• **WORK TO BE COMPLETED**:
Find each line of the entries with the string "JSON", please, and copy it.
⁂
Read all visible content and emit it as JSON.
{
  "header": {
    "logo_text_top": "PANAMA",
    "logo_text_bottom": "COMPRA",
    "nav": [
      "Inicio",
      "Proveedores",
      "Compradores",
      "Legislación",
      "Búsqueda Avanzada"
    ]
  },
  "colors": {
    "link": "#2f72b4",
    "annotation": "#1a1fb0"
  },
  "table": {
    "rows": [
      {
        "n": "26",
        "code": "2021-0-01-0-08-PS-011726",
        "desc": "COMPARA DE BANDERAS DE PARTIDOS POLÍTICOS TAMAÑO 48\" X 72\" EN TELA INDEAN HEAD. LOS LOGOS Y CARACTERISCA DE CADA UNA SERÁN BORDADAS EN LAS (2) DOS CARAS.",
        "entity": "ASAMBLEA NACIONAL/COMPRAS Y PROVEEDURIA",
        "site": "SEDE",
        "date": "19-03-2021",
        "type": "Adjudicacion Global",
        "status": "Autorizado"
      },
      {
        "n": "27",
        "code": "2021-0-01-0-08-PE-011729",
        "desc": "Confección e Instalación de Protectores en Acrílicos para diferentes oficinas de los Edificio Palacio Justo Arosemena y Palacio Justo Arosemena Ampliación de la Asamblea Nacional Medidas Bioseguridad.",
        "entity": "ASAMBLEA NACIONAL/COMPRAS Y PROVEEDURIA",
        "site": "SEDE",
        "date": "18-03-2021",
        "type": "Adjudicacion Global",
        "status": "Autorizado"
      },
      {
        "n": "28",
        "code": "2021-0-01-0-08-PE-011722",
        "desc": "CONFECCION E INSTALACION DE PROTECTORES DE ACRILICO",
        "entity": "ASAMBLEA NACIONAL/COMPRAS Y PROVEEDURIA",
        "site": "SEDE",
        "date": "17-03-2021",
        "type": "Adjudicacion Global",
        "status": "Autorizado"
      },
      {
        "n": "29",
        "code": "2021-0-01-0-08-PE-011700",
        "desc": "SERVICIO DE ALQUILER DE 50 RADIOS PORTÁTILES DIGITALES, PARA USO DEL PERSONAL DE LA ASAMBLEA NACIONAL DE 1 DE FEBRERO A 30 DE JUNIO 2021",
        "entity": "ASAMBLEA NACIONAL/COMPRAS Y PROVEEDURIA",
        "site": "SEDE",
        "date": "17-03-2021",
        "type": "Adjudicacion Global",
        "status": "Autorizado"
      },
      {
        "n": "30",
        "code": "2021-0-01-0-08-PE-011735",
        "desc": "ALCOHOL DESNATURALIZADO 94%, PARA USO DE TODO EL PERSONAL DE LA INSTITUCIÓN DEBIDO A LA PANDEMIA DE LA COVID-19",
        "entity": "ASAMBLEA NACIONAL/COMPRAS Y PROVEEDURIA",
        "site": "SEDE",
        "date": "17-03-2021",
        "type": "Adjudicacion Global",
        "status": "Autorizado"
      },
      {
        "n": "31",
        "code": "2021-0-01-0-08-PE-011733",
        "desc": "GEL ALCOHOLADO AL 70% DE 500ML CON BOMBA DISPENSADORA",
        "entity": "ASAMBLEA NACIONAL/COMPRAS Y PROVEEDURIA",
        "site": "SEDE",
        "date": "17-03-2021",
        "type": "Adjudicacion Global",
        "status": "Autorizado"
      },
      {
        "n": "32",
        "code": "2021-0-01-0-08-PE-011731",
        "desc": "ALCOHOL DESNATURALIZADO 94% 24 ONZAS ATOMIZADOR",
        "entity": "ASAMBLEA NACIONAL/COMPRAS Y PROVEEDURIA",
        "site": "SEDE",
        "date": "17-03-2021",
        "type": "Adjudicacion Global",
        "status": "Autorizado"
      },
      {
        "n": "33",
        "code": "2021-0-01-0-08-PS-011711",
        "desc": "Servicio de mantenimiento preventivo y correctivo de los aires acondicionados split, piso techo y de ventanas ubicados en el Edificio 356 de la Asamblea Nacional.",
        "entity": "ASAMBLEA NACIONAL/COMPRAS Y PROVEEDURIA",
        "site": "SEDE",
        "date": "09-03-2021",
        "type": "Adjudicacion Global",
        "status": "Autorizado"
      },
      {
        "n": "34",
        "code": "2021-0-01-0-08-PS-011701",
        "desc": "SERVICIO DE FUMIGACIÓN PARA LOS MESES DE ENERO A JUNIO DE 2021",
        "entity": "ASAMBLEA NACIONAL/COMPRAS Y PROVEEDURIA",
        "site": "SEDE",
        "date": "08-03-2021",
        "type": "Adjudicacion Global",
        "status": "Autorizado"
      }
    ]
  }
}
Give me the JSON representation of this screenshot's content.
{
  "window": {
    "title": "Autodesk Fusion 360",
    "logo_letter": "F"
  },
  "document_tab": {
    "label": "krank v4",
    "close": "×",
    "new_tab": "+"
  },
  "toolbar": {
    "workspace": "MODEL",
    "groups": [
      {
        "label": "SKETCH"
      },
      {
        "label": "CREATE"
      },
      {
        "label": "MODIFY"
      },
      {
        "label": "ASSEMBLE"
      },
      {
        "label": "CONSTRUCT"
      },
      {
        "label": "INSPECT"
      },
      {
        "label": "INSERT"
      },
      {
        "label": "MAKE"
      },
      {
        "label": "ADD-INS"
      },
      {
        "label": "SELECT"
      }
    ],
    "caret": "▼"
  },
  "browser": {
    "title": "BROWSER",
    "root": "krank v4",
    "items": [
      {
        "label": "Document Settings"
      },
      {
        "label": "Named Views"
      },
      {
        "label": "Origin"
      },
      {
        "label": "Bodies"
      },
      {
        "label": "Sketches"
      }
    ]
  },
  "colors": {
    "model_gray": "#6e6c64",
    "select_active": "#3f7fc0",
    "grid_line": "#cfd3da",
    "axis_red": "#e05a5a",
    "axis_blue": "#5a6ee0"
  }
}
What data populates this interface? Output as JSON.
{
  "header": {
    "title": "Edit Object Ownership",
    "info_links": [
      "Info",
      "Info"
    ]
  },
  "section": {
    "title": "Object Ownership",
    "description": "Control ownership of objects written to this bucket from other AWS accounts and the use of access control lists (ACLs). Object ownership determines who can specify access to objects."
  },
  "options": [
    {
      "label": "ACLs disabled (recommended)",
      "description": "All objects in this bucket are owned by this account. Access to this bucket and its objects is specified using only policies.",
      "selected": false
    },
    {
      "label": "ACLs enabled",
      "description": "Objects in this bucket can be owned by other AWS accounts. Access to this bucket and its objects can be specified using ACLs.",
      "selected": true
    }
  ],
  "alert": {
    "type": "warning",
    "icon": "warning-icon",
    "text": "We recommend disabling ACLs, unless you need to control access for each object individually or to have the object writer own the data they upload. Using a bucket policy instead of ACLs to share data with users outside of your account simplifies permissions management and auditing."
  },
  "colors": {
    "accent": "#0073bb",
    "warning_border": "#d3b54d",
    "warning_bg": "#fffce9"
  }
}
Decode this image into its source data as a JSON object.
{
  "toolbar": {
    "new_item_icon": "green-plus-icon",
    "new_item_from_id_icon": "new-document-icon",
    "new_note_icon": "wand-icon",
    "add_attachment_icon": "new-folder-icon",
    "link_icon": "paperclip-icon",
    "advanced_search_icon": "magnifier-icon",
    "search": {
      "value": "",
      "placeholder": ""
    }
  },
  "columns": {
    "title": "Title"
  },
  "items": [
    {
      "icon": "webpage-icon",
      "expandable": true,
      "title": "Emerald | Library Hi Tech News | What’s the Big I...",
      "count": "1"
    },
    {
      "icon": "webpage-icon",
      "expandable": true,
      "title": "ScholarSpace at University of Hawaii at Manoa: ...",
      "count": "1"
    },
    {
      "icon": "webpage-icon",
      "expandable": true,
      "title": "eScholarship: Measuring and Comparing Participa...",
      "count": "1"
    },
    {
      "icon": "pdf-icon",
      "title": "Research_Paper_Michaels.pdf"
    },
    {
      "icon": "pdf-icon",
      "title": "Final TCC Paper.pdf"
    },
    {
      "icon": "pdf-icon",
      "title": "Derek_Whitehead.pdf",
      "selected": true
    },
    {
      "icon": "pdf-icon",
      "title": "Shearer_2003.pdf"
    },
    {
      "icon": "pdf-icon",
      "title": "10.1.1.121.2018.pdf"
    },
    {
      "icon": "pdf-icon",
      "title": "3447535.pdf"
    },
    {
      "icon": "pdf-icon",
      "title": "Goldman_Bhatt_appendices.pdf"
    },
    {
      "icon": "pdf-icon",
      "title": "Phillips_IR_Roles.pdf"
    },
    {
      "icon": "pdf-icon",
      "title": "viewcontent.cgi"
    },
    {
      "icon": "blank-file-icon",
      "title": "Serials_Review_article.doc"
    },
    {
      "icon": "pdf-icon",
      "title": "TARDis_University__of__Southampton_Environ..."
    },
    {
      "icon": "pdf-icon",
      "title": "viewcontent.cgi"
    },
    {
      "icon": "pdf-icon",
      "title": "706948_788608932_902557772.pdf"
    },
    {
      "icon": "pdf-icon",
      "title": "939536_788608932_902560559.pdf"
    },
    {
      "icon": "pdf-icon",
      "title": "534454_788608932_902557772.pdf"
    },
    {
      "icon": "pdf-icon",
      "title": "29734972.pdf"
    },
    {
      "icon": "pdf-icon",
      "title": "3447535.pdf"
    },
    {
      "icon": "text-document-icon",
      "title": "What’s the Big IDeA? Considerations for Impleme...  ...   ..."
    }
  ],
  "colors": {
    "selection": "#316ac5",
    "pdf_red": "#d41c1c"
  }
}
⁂
• **RESULT OF THIS TASK**:
Read all visible content and emit it as JSON.
Give me the JSON representation of this screenshot's content.
What data populates this interface? Output as JSON.
Decode this image into its source data as a JSON object.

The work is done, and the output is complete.